Somalilandsun – Somalia is in a better state today as a result of our collective efforts than it has been in a generation, and we should not lose sight of that.
This was stated by the Special Representative of the UN Secretary-General for Somalia, Nicholas Kay during his Opening remarks at the Copenhagen High-Level Partnership Forum for Somalia.
Read below the verbatim speech
Your Excellency Mr President, the co-chair, Your Excellency Mr Prime Minister, Honourable Ministers, Members of Parliament, distinguished representatives from the Puntland, the Interim Jubba Administration, Benadir, Galmadug and civil society. I want to add my welcome to all our partners, Somali and international.
I am particularly pleased to see high level representatives from Puntland and the Interim Jubba Administration, and I welcome their commitment to participate in the Copenhagen High-Level Partnership Forum. Overall Somalia, I still maintain, is moving in the right direction. Whatever the difficulties we face today, and the President and Prime Minister have alluded to them, Somalia is in a better state today as a result of our collective efforts than it has been in a generation, and we should not lose sight of that.
This progress has been the result of partnership. Partnership between Somalis and the international community. The joint SNA-AMISOM offensive has successfully created space for political and economic progress. International economic investment is significant and growing. And the work of the Financial Governance Committee is crucial in improving public financial management and building donor confidence.
But the most important partnership has been between the Somalis. The Somali-led state formation process has delivered concrete results. I hope that we will soon be able to welcome the Interim South West Administration and an Interim Central Regions Administration. These and other Somali-led successes have been the result of a partnership between His Excellency the President and Prime Minister. For almost a year, their collective leadership has given Somalis and international partners faith and confidence in the Federal Government and in Somalia’s political future.
But we stand at a watershed moment. As we look forward to Copenhagen we need unity, stability and delivery.

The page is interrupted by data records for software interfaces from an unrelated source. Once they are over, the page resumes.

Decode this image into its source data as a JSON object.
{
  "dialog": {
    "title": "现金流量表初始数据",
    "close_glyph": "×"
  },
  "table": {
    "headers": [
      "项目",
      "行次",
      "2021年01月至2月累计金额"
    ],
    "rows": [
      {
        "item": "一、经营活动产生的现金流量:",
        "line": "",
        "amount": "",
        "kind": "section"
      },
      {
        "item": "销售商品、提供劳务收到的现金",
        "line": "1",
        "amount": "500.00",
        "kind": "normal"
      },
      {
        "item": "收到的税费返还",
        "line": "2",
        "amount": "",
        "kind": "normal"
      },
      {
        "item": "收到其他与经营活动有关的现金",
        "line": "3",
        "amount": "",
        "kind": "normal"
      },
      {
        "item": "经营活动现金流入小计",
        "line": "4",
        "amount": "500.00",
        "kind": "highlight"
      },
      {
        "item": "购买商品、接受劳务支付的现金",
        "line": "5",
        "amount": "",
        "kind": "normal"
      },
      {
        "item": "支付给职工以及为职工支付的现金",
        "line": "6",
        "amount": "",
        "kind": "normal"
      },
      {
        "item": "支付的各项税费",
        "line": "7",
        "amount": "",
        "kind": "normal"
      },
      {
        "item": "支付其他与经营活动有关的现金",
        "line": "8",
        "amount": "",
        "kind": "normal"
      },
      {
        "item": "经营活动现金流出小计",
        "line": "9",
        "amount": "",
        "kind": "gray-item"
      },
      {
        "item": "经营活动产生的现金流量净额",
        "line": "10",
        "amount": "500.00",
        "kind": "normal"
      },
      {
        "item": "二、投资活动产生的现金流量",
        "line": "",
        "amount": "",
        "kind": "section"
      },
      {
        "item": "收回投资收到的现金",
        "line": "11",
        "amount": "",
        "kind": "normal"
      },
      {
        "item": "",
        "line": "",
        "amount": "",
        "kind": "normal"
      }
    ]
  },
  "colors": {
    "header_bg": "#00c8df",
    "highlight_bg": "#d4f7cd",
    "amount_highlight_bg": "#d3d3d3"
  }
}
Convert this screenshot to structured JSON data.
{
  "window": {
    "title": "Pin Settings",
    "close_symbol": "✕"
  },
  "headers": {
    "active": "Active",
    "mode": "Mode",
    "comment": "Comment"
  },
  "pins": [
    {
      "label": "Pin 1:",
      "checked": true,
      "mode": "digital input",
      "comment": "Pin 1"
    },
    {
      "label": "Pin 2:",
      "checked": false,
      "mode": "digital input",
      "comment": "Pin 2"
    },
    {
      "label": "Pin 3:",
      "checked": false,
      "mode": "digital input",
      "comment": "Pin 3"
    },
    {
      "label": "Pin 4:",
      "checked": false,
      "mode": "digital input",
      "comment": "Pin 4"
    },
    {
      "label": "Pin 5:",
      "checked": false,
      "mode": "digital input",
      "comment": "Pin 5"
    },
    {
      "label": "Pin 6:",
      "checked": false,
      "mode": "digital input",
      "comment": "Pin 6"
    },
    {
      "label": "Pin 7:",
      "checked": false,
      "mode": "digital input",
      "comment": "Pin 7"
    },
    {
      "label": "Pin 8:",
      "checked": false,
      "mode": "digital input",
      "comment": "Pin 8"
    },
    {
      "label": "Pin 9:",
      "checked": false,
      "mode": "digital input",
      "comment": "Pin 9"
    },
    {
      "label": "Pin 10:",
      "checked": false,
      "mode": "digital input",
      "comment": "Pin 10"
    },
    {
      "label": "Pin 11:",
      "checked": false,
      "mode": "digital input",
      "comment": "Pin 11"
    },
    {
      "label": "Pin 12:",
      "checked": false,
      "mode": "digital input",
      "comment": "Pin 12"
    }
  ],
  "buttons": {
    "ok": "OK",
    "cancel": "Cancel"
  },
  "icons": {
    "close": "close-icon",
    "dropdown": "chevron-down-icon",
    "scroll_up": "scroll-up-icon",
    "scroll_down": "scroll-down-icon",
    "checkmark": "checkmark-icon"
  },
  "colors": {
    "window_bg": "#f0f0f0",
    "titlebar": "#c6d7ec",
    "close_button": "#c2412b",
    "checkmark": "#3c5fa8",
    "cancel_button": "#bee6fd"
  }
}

The cycle of political instability and bureaucratic paralysis that plagued previous administrations should not continue. It risks undermining the progress achieved by our collective efforts and by the SNA and AMISOM. And it endangers the achievement of Vision 2016, which is the centre-piece of the entire “New Deal” Compact process.
We all need to do better. Whether we talk about political stability or economic development, what we shall achieve depends on what we put in. The Compact remains the best framework to do this. International partners need to live up to the partnership principles, and their commitments in the Compact. But we also need to recognise that this is less likely to happen in a politically unstable environment.
On behalf of the UN and many international partners in this room today, I appeal to the political leadership of this country to find a way to manage their differences. These are not normal times. They call for extraordinary measures. The next six months will determine whether Somalia achieves its goals in Vision 2016. The key state-building laws, commissions and processes need to be established. This is make or break. There is no time to lose.
I therefore appeal to the President and Prime Minister to commit to working jointly on these challenges, in a structured and formal political “joint venture”. This is not a time for dogmatic interpretation of texts. This is a time to rise above differences and unite in a common enterprise. Both political realities and constitutional niceties need to be recognised. I appeal to you to agree special measures to govern your relations and working practices, which will allow delivery of key tasks in the coming six months: the tasks that you have both referred to and elaborated on, a long list of Commissions and laws. By that time the National Independent Election Commission will be up and running and planning for elections will be on course; the Boundaries and Federation Commission will be operating and future federal member states being established; the national consultation on the Constitution will be underway and the Independent Constitutional Review and Implementation Commission well and truly functioning. In short the foundation stones will be laid for the future Somalia, the Somalia of 2016 and beyond. This is the challenge to be met. Failure now will be a failure in the eyes of the world and, more importantly, a shattering of the hopes and dreams of millions of Somalis.
We have a tough road ahead of us. But the fact that we have come so far by working together should inspire us to go further. We have a collective responsibility to stay the course for the sake of Somalia’s future and for regional and international security and stability. I hope today that we will make concrete progress in preparation for the Copenhagen High Level Partnership Forum. Unity, stability and delivery should be our watchwords. We should demonstrate today the spirit of partnership and commitment to the common interest that will, I hope, see Somalia through this current difficult moment.
We have only a week to decide whether Copenhagen will be a moment of profound and sad reflection, or a celebration of difficulties overcome. As the President and the Prime Minister have said, this will be a Somali-owned choice.
What is the High Level Partnership Forum Copenhagen